The coming weeks we introduce you to about 25 different natural health teas (without added flavours and other additives). Here the second part of the introduction. All teas at Yum Eat Cafe are served in-fusion.
The three main varieties of the tea plant, China, Assam and Cambodia, each occur in their most distinct form at the extremes of the fan-shaped area. There are an infinite number of hybrids between the varieties, such as crosses can be seen in almost any tea field.
The China variety, a multi-stemmed bush growing as high as 9 feet (2.75 metres), is a hardy plant able to withstand cold winters and has an economic life of at least 100 years. When grown at an altitude near that of Darjeeling and Ceylon, it produces teas with valuable flavour during the season’s second flush or growth of new shoots.
The Assam variety, a single-stem tree ranging from 20 to 60 feet (6 – 18 metres) in height and including several sub-varieties, has an economic life of 40 years with regular pruning and plucking. The tea planter recognizes five main sub-varieties: the tender light-leaved Assam, the less tender dark-leaved Assam, the hardy Manipuri and Burma types, and the very large leaved Lushai. In Upper Assam, the dark-leaved Assam plant, when its leaves are highly pubescent, produces very fine quality “golden tip” teas during its second flush. (The Chinese word pekho, meaning “white hair” or “down””, refers to the “tip” in tea, which is correlated with quality.)
The Cambodia variety, a single-stem tree growing to about 16 feet (5 metres) in height, is not cultivated but has been naturally crossed with other varieties.

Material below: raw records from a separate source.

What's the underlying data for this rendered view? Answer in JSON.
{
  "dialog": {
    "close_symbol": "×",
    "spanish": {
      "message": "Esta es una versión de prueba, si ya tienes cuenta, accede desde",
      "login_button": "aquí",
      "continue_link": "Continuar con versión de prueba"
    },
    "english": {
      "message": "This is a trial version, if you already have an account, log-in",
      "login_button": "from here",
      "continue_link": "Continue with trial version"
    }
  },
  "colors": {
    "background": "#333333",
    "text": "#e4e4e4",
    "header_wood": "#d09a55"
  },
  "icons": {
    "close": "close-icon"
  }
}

The mature leaves of the tea plant, differing in form according to variety , range from 1 – 10 inches (3.8 – 25 cm) in length, the smallest being the China variety and the largest sub-variety. In harvesting, or plucking, the shoot removed usually includes the bud and the two youngest leaves. The weight of 2 000 freshly plucked China bush shoots may be one pound (454 g); the same number of Assam shoots may weigh two pounds (908 g). Tea leaves may be serrated, bullate, or smooth; stiff or flabby; the leaf pose ranges from erect to pendant; and the degree of pubescence varies widely from plant to plant.